Given information: Begin

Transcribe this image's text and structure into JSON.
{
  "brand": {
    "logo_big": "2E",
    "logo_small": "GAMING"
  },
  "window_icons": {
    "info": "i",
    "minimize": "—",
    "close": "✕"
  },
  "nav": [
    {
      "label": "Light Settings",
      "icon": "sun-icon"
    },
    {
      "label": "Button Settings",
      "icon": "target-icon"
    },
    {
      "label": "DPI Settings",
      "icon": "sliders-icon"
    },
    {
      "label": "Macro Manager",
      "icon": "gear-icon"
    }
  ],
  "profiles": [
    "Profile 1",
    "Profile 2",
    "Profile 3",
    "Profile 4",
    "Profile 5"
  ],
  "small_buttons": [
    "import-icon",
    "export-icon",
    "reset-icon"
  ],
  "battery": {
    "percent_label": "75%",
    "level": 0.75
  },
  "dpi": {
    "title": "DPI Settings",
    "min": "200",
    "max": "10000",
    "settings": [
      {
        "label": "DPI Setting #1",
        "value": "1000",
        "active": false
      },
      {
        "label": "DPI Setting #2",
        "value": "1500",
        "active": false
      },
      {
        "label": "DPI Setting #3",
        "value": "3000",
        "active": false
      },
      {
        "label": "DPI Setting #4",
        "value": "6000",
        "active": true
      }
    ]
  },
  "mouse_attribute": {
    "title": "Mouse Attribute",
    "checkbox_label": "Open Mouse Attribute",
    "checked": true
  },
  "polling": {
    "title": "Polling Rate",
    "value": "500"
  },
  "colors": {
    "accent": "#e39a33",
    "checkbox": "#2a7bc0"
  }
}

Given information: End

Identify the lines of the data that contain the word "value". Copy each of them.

        "value": "1000",
        "value": "1500",
        "value": "3000",
        "value": "6000",
    "value": "500"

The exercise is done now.